Brett Kavanaugh is now a moving target, a wounded stag emerging from a thick forest of hearings, interviews and the moral speculations of strangers. This man, nominated to be a justice of the U.S. Supreme Court, enjoyed the respect of everyone only a few days ago and is now caught in the crossfire of changing attitudes about sex. Aggressive political manipulators smear him with unsubstantiated accusation that damages not only him but long-held traditions of justice and fair play as well.
Few subjects invite moral preening, absolute judgments, exaggeration, lies and fuzzy memories like the subject of sex. Fact or fiction, sex is a subject tailored to titillate, humiliate or denigrate. Controversy over the law is more important in disputes like the Kavanaugh nomination, but the law is usually boring. Sex never is.
Sex between two people is fraught with ambiguity, and in the era of #MeToo, the benefit of doubt falls to the woman of the species even if there was no actual sex to speak of. This is an authentic sea change in attitudes.
For centuries, men controlled political and cultural narratives about sex. Women played to the male power. Some women insisted that a man would try "anything" if not restrained by a woman, and it wasn't merely the maiden aunt who declared that "all men are animals." The stakes were so high that rapists — some guilty and some not — were punished at the end of a rope. A righteous woman knew better than to accuse lightly.
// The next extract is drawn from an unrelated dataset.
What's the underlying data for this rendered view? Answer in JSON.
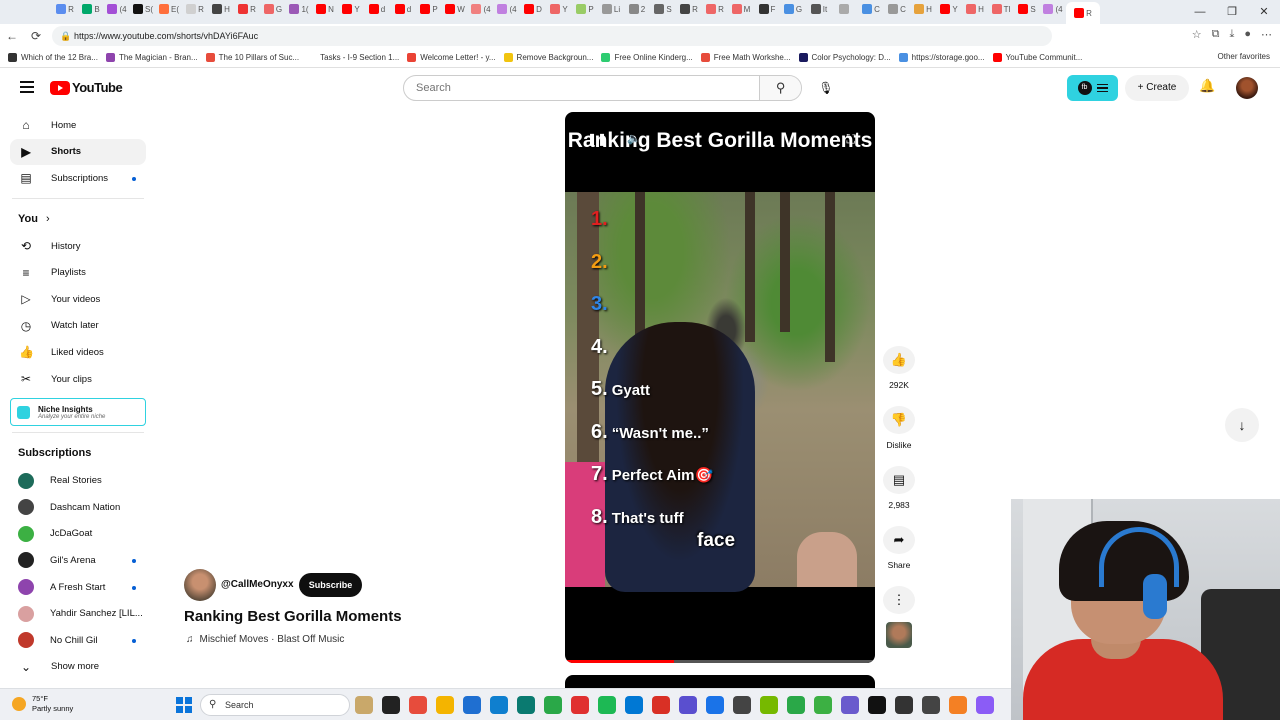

The birth control pill and legalized abortion changed all that. Women could enjoy sex without fear of pregnancy, and the culture was transformed. Women demanded equality in the boardroom and claimed it in the bedroom, too. But like the beasts of George Orwell's "Animal Farm," some animals thought they were more equal than others.
The perception that "men are animals" reasserted itself with vulgar vengeance as men demanded sexual favors from resisting women who worked for them. The roster is long, itemizing crass and aggressive behavior by powerful men, especially in television, movies and the media, where sex is often the currency of success. Harvey Weinstein and former CBS Corp. CEO Leslie Moonves learned to their sorrow that times had changed.
The #MeToo movement was born of necessity, to root out villains and protect women. Like many good movements before, it suffers from its own success. Many accusations may or may not be true. When you add politics to the mix, hypocrisy expands a single accusation and destroys reputations without an iota of proof.
Judge Kavanaugh was tarred with an accusation without evidence and on the recollected vague and ephemeral teenage memory that he attempted rape as a "stumbling drunk" at the age of 17. "I thought he might inadvertently kill me," says Christine Blasey Ford, a 51-year-old research psychologist in Northern California. She points the finger of blame late in the game, 36 years after the night she says an evening of booze and fun went horribly wrong. "He was trying to attack me and remove my clothing," she says. She is sure it happened, but she can't remember when or where, how she got to the party or how she got home. He says it didn't happen at all and suggests she might have confused him with another teenage boy. Women classmates from his high school said that boy was never the Brett Kavanaugh they knew.
The accuser told no one until 2012 and even then didn't name Kavanaugh. She first talked about it in "couples therapy" with her husband, where everybody was expected to tell a story for insights into a troubled marriage.
Ford first said she wanted to get her story out but then declined an invitation to tell it to the Senate Judiciary Committee, passing on Kavanaugh's nomination. Her lawyer says such an examination of the facts isn't needed, lest it become a "grilling." That's nonsense. Sexual assault requires getting at the truth. A good man's future is at stake. Arlen Specter, the late Republican senator from Pennsylvania, understood that when he pressed Anita Hill hard with questions about her accusation of sexual harassment against then-Supreme Court Justice nominee Clarence Thomas, and polls after the hearings ran high in support of Thomas. He was confirmed by a narrow, partisan vote of 52 to 48, but he was confirmed.
Sen. Dianne Feinstein, who says she had "information" about Kavanaugh as early as July but only recently made it public, now says she's not sure that everything presented by the accuser is "truthful," though she finds the accuser "credible." This is a fine time to wonder about whether her bombshell witness is telling the truth. This is one time it's easy to agree with the president: "This is not a man who deserves this."
Write to Suzanne Fields at [email protected] Suzanne Fields is currently working on a book that will revisit John Milton's "Paradise Lost." To find out more about Suzanne Fields and read her past columns, visit the Creators webpage at www.creators.com.